The Italian government said the European Union should set up refugee camps in countries bordering with Libya to stop asylum seekers before they reach Mediterranean shores, as a way of resolving the current migrant crisis.
Prime Minister Matteo Renzi told lawmakers in Rome that asylum requests should be processed in dedicated structures managed by the EU, with UN assistance in Tunisia, Niger and Sudan.
"We are asking Europe to be Europe, not just when it's time to devise a budget," he said.
Italian Defence Minister Roberta Pinotti added that a coordinated military effort against human smugglers must also be launched to stop the deadly flow.
"We know where the smugglers keep their boats, where they gather," Pinotti told Sky TG24 TV. "The plans for military intervention are there."

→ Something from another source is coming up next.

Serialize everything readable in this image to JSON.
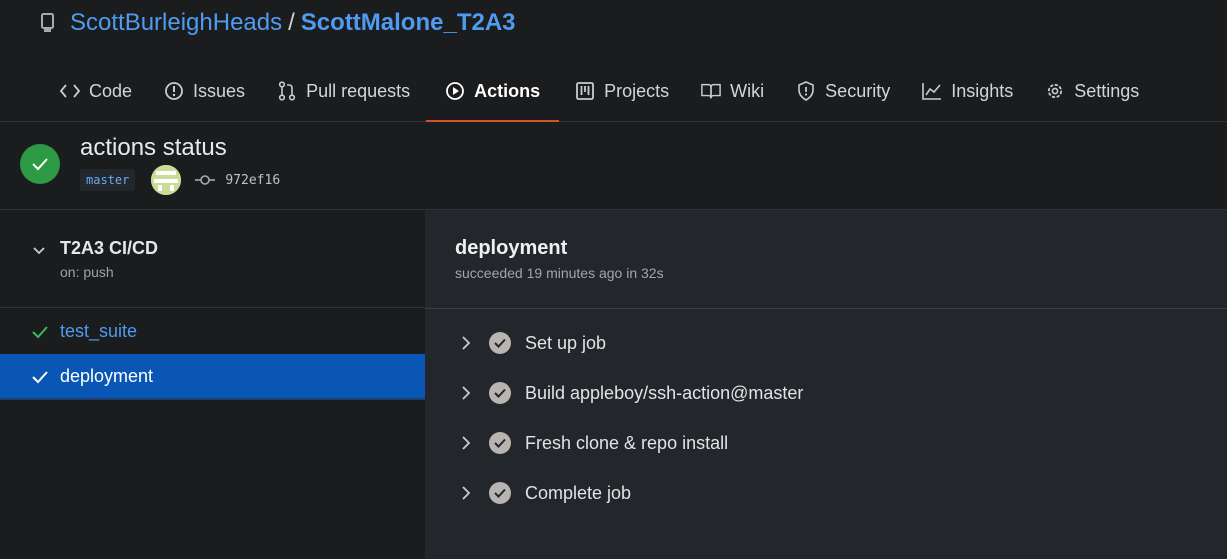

Rome is to suggest those measures are taken at an EU leaders' emergency summit in Brussels tomorrow (23 April). The meeting was called after up to 950 would-be-refugees died in a single incident at the weekend, as their boat crashed with a rescue vessel and capsized off Libya.
"We think it's the moment in which Europe decides, forcefully, to have an international police operation, which will undo this band of criminals," Pinotti said.
According to estimates, more than 200,000 migrants have successfully reached Europe via boat over the past 15 months. Another 5,000 are believed to have died trying, of which 1,700 perished in the first four months of 2015 only.
In March, the European Union's border agency chief warned up to one million migrants are expected to attempt crossing the Mediterranean from Libya before the end of 2015.
In the latest arrival, more than 440 Syrian, Eritrean, Palestinian and Sudanese migrants were taken by an Italian navy ship to the Sicilian port of Augusta this morning, after their vessel was rescued off the coast of Calabria.
Greece, which with Italy is a main arrival destination for migrants dreaming of a better life in Europe, also urged northern EU governments to do more to help their southern allies cope with the inflow.
Deputy Defence Minister Kostas Isichos told the BBC Europe "great powers" must help more in the rescue and shelter of asylum seekers. For many, in fact, southern Europe is just a gateway to reach other countries such as Germany, Sweden and Great Britain.